That was the plan in March when Henry Hong wrote about Korean fried chicken in the City Paper. In his article and a comment on HowChow, he contrasted fried chicken made in some Korean restaurants with the "Korean Fried Chicken" that has been a food-writer favorite.
Now, I can attest to the difference as well. The Bon Chon chain has an operation in Rockland County, NY where we went to see our niece graduate from high school last week. My brother-in-law grabbed takeout, and this Korean fried chicken is something different -- a crust so crisp that it shattered, but it was dry on the outside. Between the double-fried crust, the garlic flavor and the seriously spicy sauce, the takeout box was unique enough that I wolfed down two legs and a bunch of wings.
Now I just read Henry Hong's description, and it's better to quote smart writing than worry that I'd be unintentionally imitating it:

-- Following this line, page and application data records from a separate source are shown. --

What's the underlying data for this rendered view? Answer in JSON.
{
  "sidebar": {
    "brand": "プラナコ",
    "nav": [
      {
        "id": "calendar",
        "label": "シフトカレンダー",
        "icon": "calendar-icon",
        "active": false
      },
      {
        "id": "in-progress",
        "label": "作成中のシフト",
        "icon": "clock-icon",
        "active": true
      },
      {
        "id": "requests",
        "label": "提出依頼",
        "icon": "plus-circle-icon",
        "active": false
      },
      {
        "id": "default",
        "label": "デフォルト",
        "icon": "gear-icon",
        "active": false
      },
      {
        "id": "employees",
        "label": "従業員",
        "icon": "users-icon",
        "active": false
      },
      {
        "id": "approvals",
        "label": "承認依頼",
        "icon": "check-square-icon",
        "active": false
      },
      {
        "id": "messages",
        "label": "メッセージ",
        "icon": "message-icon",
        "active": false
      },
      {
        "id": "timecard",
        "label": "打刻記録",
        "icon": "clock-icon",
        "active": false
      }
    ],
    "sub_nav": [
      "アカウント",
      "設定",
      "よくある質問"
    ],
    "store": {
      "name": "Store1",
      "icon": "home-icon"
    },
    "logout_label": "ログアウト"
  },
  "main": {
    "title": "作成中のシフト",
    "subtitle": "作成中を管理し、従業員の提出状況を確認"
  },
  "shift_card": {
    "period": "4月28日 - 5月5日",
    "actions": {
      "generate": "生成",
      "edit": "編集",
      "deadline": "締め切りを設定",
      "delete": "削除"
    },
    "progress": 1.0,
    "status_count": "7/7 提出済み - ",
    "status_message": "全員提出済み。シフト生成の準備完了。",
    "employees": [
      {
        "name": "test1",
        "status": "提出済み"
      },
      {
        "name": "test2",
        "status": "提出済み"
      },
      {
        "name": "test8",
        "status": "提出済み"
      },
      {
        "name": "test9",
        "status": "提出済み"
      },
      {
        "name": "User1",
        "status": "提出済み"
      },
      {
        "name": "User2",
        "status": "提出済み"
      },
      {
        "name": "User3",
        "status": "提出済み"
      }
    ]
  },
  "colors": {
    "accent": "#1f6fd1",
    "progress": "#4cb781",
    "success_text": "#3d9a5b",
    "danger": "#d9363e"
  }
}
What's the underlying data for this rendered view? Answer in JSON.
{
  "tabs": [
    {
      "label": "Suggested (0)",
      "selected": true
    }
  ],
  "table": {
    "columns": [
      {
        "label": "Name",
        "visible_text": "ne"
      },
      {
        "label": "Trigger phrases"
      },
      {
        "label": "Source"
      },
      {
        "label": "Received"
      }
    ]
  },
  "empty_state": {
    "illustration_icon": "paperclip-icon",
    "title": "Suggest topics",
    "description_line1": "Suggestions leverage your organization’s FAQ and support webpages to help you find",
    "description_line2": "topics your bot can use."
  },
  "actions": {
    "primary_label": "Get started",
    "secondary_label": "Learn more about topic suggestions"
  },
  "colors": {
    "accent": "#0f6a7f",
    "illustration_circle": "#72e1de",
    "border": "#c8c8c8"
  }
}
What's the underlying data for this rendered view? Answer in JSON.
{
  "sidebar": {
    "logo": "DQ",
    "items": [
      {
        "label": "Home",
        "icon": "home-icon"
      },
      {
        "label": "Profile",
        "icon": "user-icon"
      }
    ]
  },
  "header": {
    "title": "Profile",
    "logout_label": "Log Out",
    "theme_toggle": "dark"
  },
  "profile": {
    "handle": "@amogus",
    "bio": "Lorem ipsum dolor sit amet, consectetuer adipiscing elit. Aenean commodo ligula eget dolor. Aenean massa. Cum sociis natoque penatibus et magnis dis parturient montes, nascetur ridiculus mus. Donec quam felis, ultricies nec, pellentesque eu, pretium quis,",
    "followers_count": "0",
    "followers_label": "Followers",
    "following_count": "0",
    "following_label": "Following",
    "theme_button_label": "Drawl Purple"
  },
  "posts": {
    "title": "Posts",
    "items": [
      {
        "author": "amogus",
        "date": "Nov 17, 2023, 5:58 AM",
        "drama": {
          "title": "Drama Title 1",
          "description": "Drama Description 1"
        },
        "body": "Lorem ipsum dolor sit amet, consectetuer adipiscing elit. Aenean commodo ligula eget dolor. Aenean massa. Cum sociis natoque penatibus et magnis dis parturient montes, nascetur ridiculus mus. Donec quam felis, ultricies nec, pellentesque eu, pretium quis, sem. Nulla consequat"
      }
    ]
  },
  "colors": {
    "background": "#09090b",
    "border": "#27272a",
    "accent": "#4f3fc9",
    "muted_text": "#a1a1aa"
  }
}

Its product is pretty typical, with an aroma that slaps you in the face with garlic (definitely powder and fresh, in my opinion); a glaze that possesses a pretty straightforward combo of salty, sweet, and in the case of the “spicy,” a fast-acting, mouth-filling heat; and an exterior that although is often described as “shatteringly crispy” is more accurately somewhere between crispy and crunchy, with just a tiny hint of chew. The meat itself is unseasoned, but extremely moist, protected from drying by its cornstarch cocoon. It’s good, finger-lickingly even, but not life-changing, and probably not worth a trip halfway around I-495. Not on a regular basis anyway.But it would be worth a quick drive across the county, and the big news is that Bon Chon is a franchise. For some reason, I had assumed it was a big company that opened stores at a glacial pace. Based on the crowd at graduation, that franchise can't be catering to some massive Korean population. Fried chicken has an international appeal. *YOU* could open a Bon Chon franchise in Ellicott City or Columbia.
Anyone know if a Korean fried chicken place opened in HMart?